Originally published: 05.01.13 by Mike Coyne
As with any new business endeavor, social media campaigns come with some legal risks that are not always immediately apparent. There are two characteristics of social media that could create some special risks.
First, social media is, by its nature, interactive. In all likelihood your customers and friends will produce part of the content of your social media campaign. It might be in the form of testimonials, recommendations, or other comments on your social media site. While you can’t control what third parties write, you might have some potential liability for what they rite.
Additionally, like all things on the Internet, social media campaigns might move at an extraordinarily rapid pace, making it difficult to do damage control. Consequently, a social media campaign requires much more attention than simply placing an advertisement in a newspaper or magazine.
If you have not conducted a social media campaign before, it’s a good idea to visit Facebook and see what other companies in service industries are doing with social media. (We found several HVACR companies with a presence on Facebook.) Familiarity with the structure of a social media site will make it much easier to understand the risks.

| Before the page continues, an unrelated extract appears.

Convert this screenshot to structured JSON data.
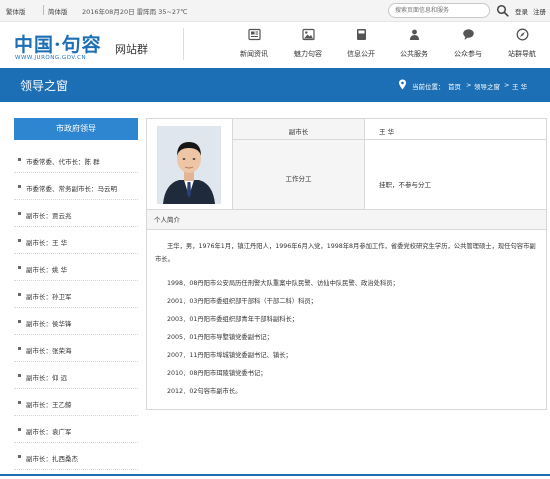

False and Misleading Advertising
While it is terrific to receive recommendations and testimonials from customers, if those “customers” are members of your family or are your employees, your failure to disclose that material connection might be a violation of federal or state laws against unfair or deceptive advertising. In the past couple of years, the Federal Trade Commission has levied significant fines against companies that have used fake reviews to promote their products or services.
Copyright and Trademark Infringement
The key to a successful social media campaign is “content.” New material must be published on your social media site on a regular and very frequent basis in order to attract customers. It might be tempting to copy material from other websites to satisfy the demand for new material. Most social media sites have policies against unauthorized use of copyrighted material, and violation of the rule can shut down your site. Of course, the owner of the copyrighted or trademarked material can also have claims against you.
Libel and Slander
Smart business people know that they must be careful in what they say about competitors. A false statement could lead to an embarrassing lawsuit. As mentioned earlier, in a social media campaign, content on your social media site could be generated by customers or other third parties. While you might not have direct liability for what is written by a third party, your failure to disclaim slanderous comments or to remove them from your website could lead to indirect liability. Additionally, your failure might violate the terms of your agreement with the social media site.
Violations of Privacy
We found a number of social media websites of service businesses with pictures of product installations to illustrate the quality of the business’ work. There’s nothing inherently wrong with publication of such pictures. However, you must take care to preserve the privacy of your customers. Unless a customer consents to the use of material that identifies his home or its location, that material should not be used.
For many of us who are older, there is a temptation to ignore social media. Don’t do that without first talking to someone in their 20s. A social media campaign is an extraordinarily cost-effective and efficient way of marketing your services. Potential legal problems can be minimized with common sense and diligent monitoring.
Michael P. Coyne is a founding partner of the law firm, Waldheger Coyne, located in Cleveland, Ohio. For more information on the firm, visit: www.healthlaw.com or call 440-835-0600.